The results of the study showed that children living in less favorable neighborhoods were 41% to 49% more likely to be overweight, and that these effects were found across two years. City planners and developers can use this evidence when designing neighborhoods that support healthy families.

Karen Glanz, PhD, MPH, a co-author on the study, noted “This study is unique and important in that it allowed us to make clear comparisons between ‘healthier’ and ‘less healthy’ food and activity environments over multiple years. The findings underscore how important environments can be in shaping behaviors and the health of children.”

Neighborhoods Impact on Kids (NIK) is an observational study, evaluating cross-sectional and longitudinal associations of neighborhood-level activity and nutrition environments with children’s weight status and obesity. The study is led by Dr. Brian Saelens, currently at Seattle Children’s Hospital.[/vc_column_text][vc_btn title=”Read the study” link=”url:https%3A%2F%2Fdoi.org%2F10.1002%2Foby.22247||target:%20_blank|”][/vc_column][vc_column width=”1/2″][vc_single_image image=”2293″ img_size=”full” onclick=”img_link_large” css=”.vc_custom_1536245556069{border-radius: 2px !important;}”][/vc_column][/vc_row]
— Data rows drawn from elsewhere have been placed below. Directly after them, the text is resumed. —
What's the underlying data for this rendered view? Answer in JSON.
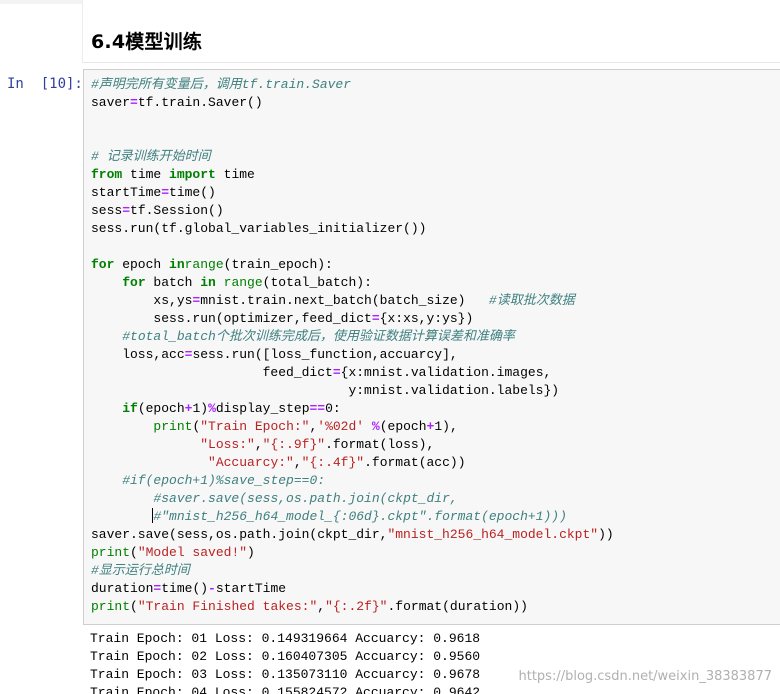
{
  "markdown": {
    "heading": "6.4模型训练"
  },
  "cell": {
    "prompt": "In  [10]:",
    "code": [
      [
        [
          "cm",
          "#声明完所有变量后，调用tf.train.Saver"
        ]
      ],
      [
        [
          "",
          "saver"
        ],
        [
          "op",
          "="
        ],
        [
          "",
          "tf.train.Saver()"
        ]
      ],
      [
        [
          "",
          ""
        ]
      ],
      [
        [
          "",
          ""
        ]
      ],
      [
        [
          "cm",
          "# 记录训练开始时间"
        ]
      ],
      [
        [
          "kw",
          "from"
        ],
        [
          "",
          " time "
        ],
        [
          "kw",
          "import"
        ],
        [
          "",
          " time"
        ]
      ],
      [
        [
          "",
          "startTime"
        ],
        [
          "op",
          "="
        ],
        [
          "",
          "time()"
        ]
      ],
      [
        [
          "",
          "sess"
        ],
        [
          "op",
          "="
        ],
        [
          "",
          "tf.Session()"
        ]
      ],
      [
        [
          "",
          "sess.run(tf.global_variables_initializer())"
        ]
      ],
      [
        [
          "",
          ""
        ]
      ],
      [
        [
          "kw",
          "for"
        ],
        [
          "",
          " epoch "
        ],
        [
          "kw",
          "in"
        ],
        [
          "",
          "",
          " "
        ],
        [
          "bi",
          "range"
        ],
        [
          "",
          "(train_epoch):"
        ]
      ],
      [
        [
          "",
          "    "
        ],
        [
          "kw",
          "for"
        ],
        [
          "",
          " batch "
        ],
        [
          "kw",
          "in"
        ],
        [
          "",
          " "
        ],
        [
          "bi",
          "range"
        ],
        [
          "",
          "(total_batch):"
        ]
      ],
      [
        [
          "",
          "        xs,ys"
        ],
        [
          "op",
          "="
        ],
        [
          "",
          "mnist.train.next_batch(batch_size)   "
        ],
        [
          "cm",
          "#读取批次数据"
        ]
      ],
      [
        [
          "",
          "        sess.run(optimizer,feed_dict"
        ],
        [
          "op",
          "="
        ],
        [
          "",
          "{x:xs,y:ys})"
        ]
      ],
      [
        [
          "",
          "    "
        ],
        [
          "cm",
          "#total_batch个批次训练完成后，使用验证数据计算误差和准确率"
        ]
      ],
      [
        [
          "",
          "    loss,acc"
        ],
        [
          "op",
          "="
        ],
        [
          "",
          "sess.run([loss_function,accuarcy],"
        ]
      ],
      [
        [
          "",
          "                      feed_dict"
        ],
        [
          "op",
          "="
        ],
        [
          "",
          "{x:mnist.validation.images,"
        ]
      ],
      [
        [
          "",
          "                                 y:mnist.validation.labels})"
        ]
      ],
      [
        [
          "",
          "    "
        ],
        [
          "kw",
          "if"
        ],
        [
          "",
          "(epoch"
        ],
        [
          "op",
          "+"
        ],
        [
          "",
          "1)"
        ],
        [
          "op",
          "%"
        ],
        [
          "",
          "display_step"
        ],
        [
          "op",
          "=="
        ],
        [
          "",
          "0:"
        ]
      ],
      [
        [
          "",
          "        "
        ],
        [
          "bi",
          "print"
        ],
        [
          "",
          "("
        ],
        [
          "str",
          "\"Train Epoch:\""
        ],
        [
          "",
          ","
        ],
        [
          "str",
          "'%02d'"
        ],
        [
          "",
          " "
        ],
        [
          "op",
          "%"
        ],
        [
          "",
          "(epoch"
        ],
        [
          "op",
          "+"
        ],
        [
          "",
          "1),"
        ]
      ],
      [
        [
          "",
          "              "
        ],
        [
          "str",
          "\"Loss:\""
        ],
        [
          "",
          ","
        ],
        [
          "str",
          "\"{:.9f}\""
        ],
        [
          "",
          ".format(loss),"
        ]
      ],
      [
        [
          "",
          "               "
        ],
        [
          "str",
          "\"Accuarcy:\""
        ],
        [
          "",
          ","
        ],
        [
          "str",
          "\"{:.4f}\""
        ],
        [
          "",
          ".format(acc))"
        ]
      ],
      [
        [
          "",
          "    "
        ],
        [
          "cm",
          "#if(epoch+1)%save_step==0:"
        ]
      ],
      [
        [
          "",
          "        "
        ],
        [
          "cm",
          "#saver.save(sess,os.path.join(ckpt_dir,"
        ]
      ],
      [
        [
          "",
          "        "
        ],
        [
          "cursor",
          ""
        ],
        [
          "cm",
          "#\"mnist_h256_h64_model_{:06d}.ckpt\".format(epoch+1)))"
        ]
      ],
      [
        [
          "",
          "saver.save(sess,os.path.join(ckpt_dir,"
        ],
        [
          "str",
          "\"mnist_h256_h64_model.ckpt\""
        ],
        [
          "",
          "))"
        ]
      ],
      [
        [
          "bi",
          "print"
        ],
        [
          "",
          "("
        ],
        [
          "str",
          "\"Model saved!\""
        ],
        [
          "",
          ")"
        ]
      ],
      [
        [
          "cm",
          "#显示运行总时间"
        ]
      ],
      [
        [
          "",
          "duration"
        ],
        [
          "op",
          "="
        ],
        [
          "",
          "time()"
        ],
        [
          "op",
          "-"
        ],
        [
          "",
          "startTime"
        ]
      ],
      [
        [
          "bi",
          "print"
        ],
        [
          "",
          "("
        ],
        [
          "str",
          "\"Train Finished takes:\""
        ],
        [
          "",
          ","
        ],
        [
          "str",
          "\"{:.2f}\""
        ],
        [
          "",
          ".format(duration))"
        ]
      ]
    ],
    "output": [
      "Train Epoch: 01 Loss: 0.149319664 Accuarcy: 0.9618",
      "Train Epoch: 02 Loss: 0.160407305 Accuarcy: 0.9560",
      "Train Epoch: 03 Loss: 0.135073110 Accuarcy: 0.9678",
      "Train Epoch: 04 Loss: 0.155824572 Accuarcy: 0.9642"
    ]
  },
  "watermark": "https://blog.csdn.net/weixin_38383877"
}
Coming in April!!! PRC Symposium: Accelerating Policies & Research on Food Access, Diet, and Obesity Prevention

 

 

 

 

 

 

 

On Friday, April 28th, the University of Pennsylvania Prevention Research Center is hosting a symposium: “Accelerating Policies & Research on Food Access, Diet, and Obesity Prevention.” This one-day interdisciplinary event highlights the most current research on food access, diet, and obesity.  Distinguished scholars and leaders in the fields of public health and nutrition will focus on bridging the gap between research and practice. For more information and to register, go to:  https://upennprcsymposium.splashthat.com/

 

 

Healthy Foods Take a Back Seat to Junk Food When It Comes to Marketing: PRC Director Karen Glanz on Knowledge@Wharton

UPenn PRC Director Karen Glanz, PhD, MPH, was interviewed with Penn Professor Jason Riis by Dan Loney on Knowledge@Wharton about how major brand marketing favors junk food over healthy food options in the consumer marketplace.  “Food production companies are in the business of making profit, not making healthier food,” Glanz noted, adding that short-term corporate expectations based on quarterly earnings hinder a long-term strategy to build consumer relationships with healthier food choices.

“Do they market healthy foods as heavily as unhealthy foods? Do healthy foods get the same bells and whistles and kid-friendly appeals as the bad stuff?” Glanz questioned, adding that the build-up of consumer dependence on salt, sugar, and fat has taken place over many years, a result of research and marketing that targets those taste cravings in consumers.

Glanz observed there has been more success in the promotion of low and zero calorie drinks and bottled water. “The beverage market is interesting and has a different trajectory than the food and snack market,” says Glanz. “Calorie-free drinks are well-established.  They sell less but sell well.”

Glanz also gave a nod to former First Lady Michelle Obama’s healthy eating and Let’s Move initiatives. “The First Lady’s signature programs have been a catalyst for promoting health. They’re two sides of the same issue.”